I'm hoping maybe you can give me some pointers on the placement of the bindings? I have the same board in splitversion (164,5 Voila) and are just about to start drilling a lot of holes to make all the inserts and mounts. (thread here)
Interestingly, I have both the T.Rice 161,5 (not HP) and the Voilà, so it will be interesting to see how differently they will be to handle in pow. (blessed to work at the Norwegian distributor of Lib)
Thanks in advance on your feedback on this!
_________________ Jones Solution carbon 163W - G3 skins & Karakorams Lib-Tech T.Rice 161,5 Burton Nofish 155____________Lib-Tech snowskate 43" (w/50" POW ski) Burton Canyon 168 Norske Opplevelser AS VIMEO/Tallak
Nice job, looks clean. I really like the G3/BD tail clip combo, I think I'll do that on my board. I've noticed with the banana that I always loose the tail when breaking trail. Didn't have that problem with my k2 podium.
How tightly do the voile p-tex discs fit against the base, is there any gap between the factory base and the t-nut that has to be filled with epoxy? I used the snoli t-nuts on my board which had an absolutely perfect fit to the base. What I don't like about them though is that you do remove some more core material vs. a std t-nut with the tapered base. To keep more strength I ended up glopping g-flex into the board and letting soak well into the board while it cured, then went back and chipped out excess with the snoli bit and roughed it all up with sandpaper to give a good surface for the t-nuts to bond to with a light coat of g-flex. Time will tell how it holds up, only had one day on this board so far.
Joined: Sat Mar 12, 2011 8:30 am Posts: 63 Location: Sun Valley, Idaho
The custom pucks are hot... I've been dreaming up a set of custom pucks that would allow me to loan my DIY split to other (regular footed, I'm goofy) people, I want a loaner. Anyone have any experience making a front puck that will go both ways? I want to use as many stock holes as possible but have a 15 degree front foot that can go both regular and goofy.

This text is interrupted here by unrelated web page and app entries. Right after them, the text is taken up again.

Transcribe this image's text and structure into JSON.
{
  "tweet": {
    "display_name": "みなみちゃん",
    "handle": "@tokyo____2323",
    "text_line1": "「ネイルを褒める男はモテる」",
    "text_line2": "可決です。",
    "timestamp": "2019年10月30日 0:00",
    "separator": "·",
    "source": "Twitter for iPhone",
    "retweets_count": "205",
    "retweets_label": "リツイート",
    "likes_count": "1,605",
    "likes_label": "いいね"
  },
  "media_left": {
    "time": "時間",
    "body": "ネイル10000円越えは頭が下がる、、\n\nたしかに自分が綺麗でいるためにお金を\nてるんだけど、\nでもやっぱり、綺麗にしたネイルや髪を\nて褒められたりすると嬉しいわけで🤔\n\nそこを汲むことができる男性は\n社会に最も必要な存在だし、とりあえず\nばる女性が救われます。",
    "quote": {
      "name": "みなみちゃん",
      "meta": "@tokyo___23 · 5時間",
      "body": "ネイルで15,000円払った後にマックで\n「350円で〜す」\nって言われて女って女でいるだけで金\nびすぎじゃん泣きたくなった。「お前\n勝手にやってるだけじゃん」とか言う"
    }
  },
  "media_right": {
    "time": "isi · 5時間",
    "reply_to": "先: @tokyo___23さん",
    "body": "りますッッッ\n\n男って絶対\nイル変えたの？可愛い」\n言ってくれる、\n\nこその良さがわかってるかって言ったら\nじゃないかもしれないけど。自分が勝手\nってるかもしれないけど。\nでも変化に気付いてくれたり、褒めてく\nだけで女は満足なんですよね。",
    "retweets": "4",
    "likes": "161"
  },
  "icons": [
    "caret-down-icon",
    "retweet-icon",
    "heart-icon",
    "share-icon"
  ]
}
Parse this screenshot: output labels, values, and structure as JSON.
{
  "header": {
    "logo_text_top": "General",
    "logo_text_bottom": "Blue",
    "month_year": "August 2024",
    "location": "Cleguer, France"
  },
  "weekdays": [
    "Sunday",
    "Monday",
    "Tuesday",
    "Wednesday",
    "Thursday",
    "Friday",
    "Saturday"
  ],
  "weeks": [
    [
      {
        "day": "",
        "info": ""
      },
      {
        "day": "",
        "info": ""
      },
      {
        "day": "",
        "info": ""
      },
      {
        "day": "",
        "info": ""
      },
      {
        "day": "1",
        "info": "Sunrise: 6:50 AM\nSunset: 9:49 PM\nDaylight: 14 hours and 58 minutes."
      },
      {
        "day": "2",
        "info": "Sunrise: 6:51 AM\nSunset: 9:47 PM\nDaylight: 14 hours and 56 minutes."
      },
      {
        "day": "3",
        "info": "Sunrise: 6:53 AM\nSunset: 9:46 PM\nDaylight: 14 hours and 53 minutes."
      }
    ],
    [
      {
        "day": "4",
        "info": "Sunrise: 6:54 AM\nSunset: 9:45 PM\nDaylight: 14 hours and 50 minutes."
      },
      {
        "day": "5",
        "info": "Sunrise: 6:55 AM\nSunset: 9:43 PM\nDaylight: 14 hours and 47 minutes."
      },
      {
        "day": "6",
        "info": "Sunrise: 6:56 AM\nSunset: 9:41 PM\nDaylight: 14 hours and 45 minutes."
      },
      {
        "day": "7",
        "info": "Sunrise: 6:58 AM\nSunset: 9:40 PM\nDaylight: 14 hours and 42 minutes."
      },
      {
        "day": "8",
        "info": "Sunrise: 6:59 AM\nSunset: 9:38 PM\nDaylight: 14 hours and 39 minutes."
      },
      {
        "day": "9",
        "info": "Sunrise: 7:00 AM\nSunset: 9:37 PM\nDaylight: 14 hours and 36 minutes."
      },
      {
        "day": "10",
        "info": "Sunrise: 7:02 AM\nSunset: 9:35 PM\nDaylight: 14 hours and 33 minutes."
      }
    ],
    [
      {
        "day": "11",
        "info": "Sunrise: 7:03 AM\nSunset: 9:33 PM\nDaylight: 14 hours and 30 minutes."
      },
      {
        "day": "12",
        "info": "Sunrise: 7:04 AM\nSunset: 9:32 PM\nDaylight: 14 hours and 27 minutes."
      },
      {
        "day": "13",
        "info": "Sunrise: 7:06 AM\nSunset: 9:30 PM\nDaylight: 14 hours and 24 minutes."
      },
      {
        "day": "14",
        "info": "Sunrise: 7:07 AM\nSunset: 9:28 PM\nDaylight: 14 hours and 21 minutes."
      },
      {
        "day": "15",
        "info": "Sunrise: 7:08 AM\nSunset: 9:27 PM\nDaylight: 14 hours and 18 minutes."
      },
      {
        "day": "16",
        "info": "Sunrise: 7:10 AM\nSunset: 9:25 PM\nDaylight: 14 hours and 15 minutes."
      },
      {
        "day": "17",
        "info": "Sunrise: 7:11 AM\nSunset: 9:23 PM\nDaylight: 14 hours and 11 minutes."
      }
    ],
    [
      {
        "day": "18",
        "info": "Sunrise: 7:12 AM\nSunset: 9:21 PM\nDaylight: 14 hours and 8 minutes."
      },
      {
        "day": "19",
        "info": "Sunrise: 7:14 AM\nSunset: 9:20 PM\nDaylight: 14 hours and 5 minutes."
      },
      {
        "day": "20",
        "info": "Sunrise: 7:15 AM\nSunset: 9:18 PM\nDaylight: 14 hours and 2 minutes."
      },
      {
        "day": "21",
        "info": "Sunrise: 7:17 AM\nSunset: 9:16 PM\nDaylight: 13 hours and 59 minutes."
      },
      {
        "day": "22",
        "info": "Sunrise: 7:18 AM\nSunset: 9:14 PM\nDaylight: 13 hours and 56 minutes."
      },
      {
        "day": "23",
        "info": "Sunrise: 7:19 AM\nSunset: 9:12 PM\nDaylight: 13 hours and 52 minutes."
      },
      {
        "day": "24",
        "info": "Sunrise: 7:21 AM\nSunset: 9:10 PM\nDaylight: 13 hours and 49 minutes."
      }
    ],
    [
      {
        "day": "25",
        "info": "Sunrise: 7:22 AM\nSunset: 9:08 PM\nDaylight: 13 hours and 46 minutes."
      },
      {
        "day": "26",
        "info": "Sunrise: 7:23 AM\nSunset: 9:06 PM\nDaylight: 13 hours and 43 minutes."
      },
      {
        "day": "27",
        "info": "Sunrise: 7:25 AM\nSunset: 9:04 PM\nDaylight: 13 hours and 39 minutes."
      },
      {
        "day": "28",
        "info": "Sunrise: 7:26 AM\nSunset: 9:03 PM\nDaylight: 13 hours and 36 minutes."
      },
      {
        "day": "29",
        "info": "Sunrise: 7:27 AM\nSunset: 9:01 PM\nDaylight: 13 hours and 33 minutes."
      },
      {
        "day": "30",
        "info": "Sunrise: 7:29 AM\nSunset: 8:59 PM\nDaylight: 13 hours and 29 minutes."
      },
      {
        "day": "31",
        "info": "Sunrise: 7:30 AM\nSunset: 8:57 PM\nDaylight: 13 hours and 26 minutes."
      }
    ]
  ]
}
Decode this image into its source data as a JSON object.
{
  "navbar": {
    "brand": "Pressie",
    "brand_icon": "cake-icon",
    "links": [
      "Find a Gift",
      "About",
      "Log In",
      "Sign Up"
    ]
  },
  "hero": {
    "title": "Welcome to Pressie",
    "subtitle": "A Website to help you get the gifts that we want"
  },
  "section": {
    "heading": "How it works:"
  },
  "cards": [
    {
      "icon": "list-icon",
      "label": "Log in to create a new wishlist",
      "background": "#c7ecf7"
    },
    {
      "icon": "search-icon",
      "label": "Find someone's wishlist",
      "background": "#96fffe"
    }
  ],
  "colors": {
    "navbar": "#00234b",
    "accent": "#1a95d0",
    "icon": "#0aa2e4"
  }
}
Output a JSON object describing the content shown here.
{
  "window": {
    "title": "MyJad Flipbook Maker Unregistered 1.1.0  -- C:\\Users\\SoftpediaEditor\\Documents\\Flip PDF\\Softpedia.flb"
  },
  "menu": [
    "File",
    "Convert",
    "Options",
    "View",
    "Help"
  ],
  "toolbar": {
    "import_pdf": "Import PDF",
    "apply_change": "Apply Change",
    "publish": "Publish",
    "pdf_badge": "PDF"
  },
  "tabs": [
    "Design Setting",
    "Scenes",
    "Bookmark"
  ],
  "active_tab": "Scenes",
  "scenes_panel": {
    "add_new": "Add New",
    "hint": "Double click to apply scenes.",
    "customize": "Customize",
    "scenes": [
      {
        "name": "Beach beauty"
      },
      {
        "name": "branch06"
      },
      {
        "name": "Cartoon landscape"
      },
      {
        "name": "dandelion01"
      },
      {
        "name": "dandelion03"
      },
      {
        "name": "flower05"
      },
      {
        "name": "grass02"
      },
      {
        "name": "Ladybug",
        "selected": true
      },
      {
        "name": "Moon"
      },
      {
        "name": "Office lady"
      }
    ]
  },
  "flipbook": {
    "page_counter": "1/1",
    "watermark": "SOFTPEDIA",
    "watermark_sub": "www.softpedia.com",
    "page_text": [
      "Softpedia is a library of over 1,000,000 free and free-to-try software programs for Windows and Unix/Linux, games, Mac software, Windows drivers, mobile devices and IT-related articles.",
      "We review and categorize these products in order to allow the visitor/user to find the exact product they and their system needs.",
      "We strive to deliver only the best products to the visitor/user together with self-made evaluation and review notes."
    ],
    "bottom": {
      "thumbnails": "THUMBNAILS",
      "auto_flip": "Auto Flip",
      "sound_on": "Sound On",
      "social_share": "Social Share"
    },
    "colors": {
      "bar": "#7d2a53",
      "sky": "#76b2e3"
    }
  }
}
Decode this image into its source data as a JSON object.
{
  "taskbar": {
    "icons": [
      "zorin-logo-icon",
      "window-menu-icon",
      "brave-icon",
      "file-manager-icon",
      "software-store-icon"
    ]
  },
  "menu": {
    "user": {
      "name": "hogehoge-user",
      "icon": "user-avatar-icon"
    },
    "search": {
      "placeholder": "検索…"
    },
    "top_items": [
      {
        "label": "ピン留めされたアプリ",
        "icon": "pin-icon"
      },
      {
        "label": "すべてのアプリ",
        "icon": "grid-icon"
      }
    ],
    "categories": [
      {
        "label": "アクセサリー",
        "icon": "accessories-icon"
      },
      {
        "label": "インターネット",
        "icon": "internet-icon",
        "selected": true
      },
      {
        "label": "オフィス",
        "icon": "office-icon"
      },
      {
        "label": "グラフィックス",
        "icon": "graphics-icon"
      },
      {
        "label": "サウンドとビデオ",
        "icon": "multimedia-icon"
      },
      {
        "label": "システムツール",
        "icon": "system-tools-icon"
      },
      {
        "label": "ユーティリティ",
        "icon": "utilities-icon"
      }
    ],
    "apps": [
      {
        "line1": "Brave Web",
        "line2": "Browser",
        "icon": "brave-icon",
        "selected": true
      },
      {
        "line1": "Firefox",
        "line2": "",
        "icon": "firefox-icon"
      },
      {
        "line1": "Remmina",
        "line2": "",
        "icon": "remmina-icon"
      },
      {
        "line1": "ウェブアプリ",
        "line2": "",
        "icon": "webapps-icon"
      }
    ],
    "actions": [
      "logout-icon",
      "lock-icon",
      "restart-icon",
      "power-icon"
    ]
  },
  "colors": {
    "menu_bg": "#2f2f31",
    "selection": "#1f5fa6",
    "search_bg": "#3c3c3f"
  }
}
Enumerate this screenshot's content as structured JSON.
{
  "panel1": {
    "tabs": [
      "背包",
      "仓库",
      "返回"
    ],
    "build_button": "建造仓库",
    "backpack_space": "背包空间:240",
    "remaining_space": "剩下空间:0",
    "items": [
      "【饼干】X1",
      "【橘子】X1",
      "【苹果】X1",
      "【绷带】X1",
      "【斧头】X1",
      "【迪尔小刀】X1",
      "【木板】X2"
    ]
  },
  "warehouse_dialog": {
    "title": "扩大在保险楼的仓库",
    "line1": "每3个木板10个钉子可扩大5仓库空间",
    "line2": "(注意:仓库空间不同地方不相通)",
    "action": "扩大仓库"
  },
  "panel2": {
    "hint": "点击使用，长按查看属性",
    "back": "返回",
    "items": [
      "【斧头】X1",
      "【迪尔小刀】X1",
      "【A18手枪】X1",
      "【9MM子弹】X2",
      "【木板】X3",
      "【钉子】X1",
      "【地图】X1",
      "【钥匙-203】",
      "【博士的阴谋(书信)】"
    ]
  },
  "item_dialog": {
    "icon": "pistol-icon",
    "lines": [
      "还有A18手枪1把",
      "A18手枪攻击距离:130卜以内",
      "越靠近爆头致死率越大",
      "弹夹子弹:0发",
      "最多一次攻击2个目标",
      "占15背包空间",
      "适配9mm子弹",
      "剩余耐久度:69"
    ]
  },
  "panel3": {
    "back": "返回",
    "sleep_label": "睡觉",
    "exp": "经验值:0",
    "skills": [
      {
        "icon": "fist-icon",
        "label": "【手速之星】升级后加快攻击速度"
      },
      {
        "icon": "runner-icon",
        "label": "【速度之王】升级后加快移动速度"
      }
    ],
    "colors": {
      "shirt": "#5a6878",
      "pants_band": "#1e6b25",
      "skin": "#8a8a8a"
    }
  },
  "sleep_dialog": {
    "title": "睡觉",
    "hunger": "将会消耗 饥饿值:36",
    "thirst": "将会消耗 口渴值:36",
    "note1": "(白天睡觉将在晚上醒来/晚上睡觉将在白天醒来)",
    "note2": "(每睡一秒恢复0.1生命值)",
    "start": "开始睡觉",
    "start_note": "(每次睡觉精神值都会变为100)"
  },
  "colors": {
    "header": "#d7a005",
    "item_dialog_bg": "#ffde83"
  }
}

I think the only way to get a few of my buddies splitting is to loan them a set up.